PROBLEM TO WORK ON:
Within the data below, find the string "person" and return each line where it occurs.

Entries from a dataset of interfaces
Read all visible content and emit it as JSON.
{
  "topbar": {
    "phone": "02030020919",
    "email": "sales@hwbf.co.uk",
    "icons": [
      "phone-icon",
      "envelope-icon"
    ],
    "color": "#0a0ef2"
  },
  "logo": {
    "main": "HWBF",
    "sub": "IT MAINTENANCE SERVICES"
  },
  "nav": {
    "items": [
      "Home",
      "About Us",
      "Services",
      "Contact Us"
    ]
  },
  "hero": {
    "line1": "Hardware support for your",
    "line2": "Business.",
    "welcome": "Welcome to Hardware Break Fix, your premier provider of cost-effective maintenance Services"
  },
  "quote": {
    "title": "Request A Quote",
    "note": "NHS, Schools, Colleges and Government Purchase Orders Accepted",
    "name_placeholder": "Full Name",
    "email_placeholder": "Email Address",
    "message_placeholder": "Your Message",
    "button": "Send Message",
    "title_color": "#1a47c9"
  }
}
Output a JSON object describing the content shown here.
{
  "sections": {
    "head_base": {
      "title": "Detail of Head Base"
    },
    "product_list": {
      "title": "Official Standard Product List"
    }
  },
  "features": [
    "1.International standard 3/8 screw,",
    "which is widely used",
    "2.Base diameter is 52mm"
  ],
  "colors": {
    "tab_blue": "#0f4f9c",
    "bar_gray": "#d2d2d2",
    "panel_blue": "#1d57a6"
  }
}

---

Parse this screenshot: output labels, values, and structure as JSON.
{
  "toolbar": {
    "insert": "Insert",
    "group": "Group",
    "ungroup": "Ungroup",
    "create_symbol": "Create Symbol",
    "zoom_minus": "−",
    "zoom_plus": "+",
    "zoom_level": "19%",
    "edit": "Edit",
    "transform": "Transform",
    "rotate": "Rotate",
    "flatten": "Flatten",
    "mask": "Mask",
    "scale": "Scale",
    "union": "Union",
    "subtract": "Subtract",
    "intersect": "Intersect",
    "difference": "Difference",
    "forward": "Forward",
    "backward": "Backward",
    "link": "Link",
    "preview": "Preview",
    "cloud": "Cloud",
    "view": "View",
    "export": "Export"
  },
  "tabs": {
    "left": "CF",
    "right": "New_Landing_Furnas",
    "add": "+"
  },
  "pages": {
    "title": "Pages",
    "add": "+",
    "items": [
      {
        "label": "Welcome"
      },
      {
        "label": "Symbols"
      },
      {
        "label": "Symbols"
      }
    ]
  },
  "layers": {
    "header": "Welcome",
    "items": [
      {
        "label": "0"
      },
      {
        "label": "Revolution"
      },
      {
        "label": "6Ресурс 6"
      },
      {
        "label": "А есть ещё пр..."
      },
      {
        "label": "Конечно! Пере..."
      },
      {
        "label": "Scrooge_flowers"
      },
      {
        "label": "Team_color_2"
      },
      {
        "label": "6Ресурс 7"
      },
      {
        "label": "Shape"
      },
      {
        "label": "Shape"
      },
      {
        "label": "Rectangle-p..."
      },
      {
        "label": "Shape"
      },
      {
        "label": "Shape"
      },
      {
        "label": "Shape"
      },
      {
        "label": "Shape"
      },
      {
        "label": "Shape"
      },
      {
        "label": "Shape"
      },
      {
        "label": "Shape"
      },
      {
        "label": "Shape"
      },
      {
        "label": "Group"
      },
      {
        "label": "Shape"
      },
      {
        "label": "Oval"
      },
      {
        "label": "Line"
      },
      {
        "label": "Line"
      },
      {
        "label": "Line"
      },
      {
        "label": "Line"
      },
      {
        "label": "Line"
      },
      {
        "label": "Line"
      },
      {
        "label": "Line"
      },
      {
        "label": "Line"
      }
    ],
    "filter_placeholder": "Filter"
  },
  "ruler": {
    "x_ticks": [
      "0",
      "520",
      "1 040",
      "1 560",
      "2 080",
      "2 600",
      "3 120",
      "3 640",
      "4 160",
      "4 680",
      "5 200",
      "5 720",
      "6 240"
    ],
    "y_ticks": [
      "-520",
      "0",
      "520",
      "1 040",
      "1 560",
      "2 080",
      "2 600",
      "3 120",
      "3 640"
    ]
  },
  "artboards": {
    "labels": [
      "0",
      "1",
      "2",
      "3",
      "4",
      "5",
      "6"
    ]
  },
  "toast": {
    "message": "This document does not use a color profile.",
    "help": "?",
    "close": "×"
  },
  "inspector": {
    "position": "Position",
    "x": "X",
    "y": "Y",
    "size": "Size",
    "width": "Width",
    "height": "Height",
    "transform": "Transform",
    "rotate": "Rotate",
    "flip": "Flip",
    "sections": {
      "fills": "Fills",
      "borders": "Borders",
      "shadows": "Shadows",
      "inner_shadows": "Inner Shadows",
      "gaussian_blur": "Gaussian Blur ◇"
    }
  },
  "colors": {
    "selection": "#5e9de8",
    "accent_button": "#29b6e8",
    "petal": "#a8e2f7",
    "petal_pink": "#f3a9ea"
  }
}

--

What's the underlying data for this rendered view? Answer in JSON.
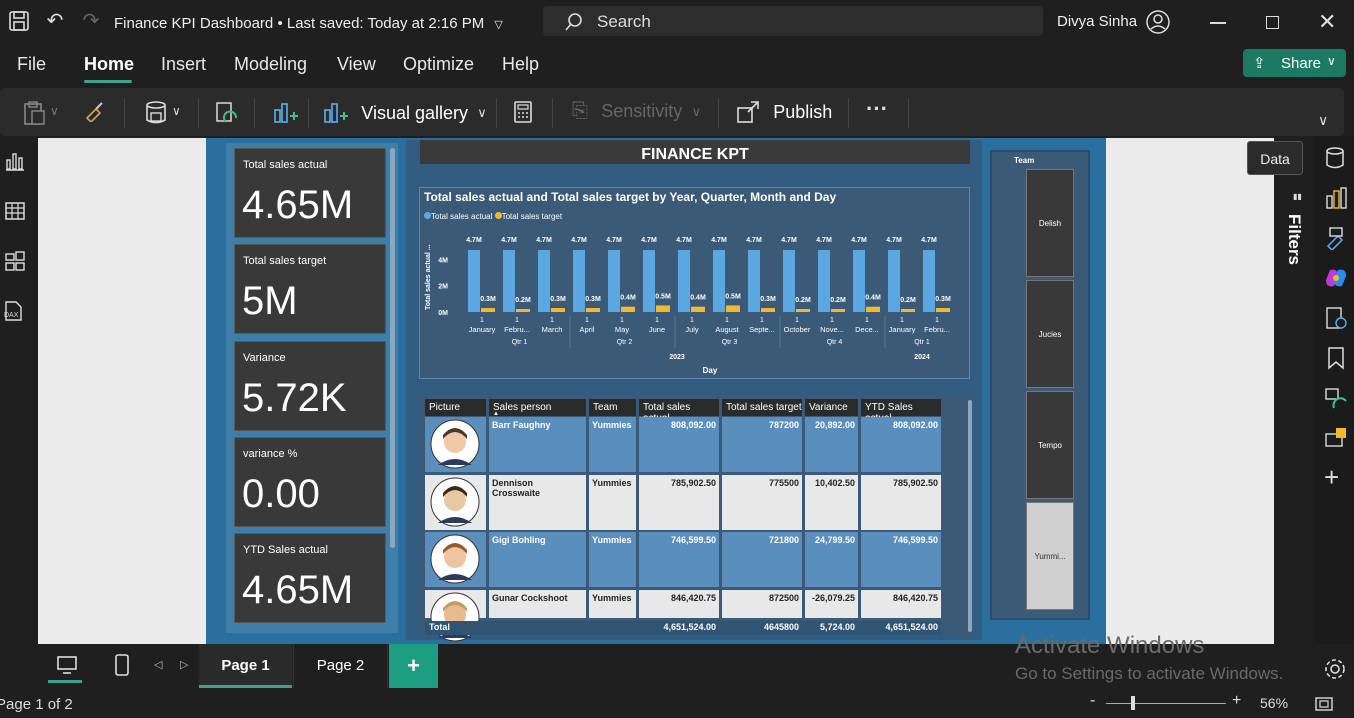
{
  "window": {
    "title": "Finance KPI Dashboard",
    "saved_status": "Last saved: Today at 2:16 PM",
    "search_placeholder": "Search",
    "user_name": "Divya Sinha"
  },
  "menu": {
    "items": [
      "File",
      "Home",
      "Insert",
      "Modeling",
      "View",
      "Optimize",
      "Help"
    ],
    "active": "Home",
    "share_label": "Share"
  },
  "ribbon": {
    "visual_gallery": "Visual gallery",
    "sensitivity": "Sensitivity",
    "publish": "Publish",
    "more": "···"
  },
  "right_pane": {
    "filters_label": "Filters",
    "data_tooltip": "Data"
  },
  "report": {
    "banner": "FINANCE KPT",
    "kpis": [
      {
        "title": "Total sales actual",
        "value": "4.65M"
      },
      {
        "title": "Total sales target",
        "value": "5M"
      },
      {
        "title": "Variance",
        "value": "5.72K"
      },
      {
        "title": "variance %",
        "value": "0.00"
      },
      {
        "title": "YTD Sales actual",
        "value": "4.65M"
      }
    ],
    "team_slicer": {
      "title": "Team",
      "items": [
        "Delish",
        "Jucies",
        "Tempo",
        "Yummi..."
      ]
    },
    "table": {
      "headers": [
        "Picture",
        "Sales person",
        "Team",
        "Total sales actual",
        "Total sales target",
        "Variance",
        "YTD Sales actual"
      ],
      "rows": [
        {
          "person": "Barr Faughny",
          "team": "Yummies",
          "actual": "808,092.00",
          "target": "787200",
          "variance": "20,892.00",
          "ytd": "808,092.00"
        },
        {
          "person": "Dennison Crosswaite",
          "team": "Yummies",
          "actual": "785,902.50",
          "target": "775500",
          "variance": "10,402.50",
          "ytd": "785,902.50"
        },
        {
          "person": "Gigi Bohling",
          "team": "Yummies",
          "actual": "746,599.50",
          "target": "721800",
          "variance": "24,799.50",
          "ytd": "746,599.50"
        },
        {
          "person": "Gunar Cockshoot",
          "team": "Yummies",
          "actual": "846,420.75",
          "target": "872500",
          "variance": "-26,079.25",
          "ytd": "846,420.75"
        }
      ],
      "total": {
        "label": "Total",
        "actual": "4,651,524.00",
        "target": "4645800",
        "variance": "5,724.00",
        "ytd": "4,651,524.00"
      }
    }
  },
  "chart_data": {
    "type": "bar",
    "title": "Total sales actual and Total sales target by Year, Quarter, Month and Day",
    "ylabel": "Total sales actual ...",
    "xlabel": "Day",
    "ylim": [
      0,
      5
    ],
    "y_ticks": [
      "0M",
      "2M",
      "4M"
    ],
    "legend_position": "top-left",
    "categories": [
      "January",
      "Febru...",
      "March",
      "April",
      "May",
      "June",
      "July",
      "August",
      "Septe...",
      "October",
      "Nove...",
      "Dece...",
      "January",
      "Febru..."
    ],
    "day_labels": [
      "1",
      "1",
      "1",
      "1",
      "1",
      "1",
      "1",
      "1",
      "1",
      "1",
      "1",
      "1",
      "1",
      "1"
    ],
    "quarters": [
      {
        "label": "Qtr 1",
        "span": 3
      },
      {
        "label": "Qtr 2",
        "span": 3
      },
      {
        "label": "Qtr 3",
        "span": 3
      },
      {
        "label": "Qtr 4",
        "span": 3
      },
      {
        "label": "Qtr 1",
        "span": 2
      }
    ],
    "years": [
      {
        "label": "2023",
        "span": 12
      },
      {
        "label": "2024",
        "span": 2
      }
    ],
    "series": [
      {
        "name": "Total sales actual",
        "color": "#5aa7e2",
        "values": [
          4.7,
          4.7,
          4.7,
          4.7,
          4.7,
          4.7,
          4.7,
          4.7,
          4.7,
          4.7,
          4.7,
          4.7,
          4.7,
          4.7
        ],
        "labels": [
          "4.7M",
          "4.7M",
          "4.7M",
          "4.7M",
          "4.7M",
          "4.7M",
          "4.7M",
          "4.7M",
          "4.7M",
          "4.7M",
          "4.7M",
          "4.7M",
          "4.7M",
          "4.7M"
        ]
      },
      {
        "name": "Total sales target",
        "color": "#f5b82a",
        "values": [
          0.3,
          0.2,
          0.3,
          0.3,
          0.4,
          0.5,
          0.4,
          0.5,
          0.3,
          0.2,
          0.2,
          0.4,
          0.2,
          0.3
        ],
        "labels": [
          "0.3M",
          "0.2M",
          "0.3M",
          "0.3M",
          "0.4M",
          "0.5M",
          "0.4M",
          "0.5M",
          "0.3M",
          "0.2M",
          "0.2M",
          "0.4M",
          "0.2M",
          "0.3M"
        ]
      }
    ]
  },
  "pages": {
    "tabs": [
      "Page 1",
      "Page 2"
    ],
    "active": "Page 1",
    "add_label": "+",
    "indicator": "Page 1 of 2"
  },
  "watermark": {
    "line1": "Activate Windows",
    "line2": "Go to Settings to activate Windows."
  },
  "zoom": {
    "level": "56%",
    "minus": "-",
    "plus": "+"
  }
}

TASK OUTPUT:
        "Sales person",
          "person": "Barr Faughny",
          "person": "Dennison Crosswaite",
          "person": "Gigi Bohling",
          "person": "Gunar Cockshoot",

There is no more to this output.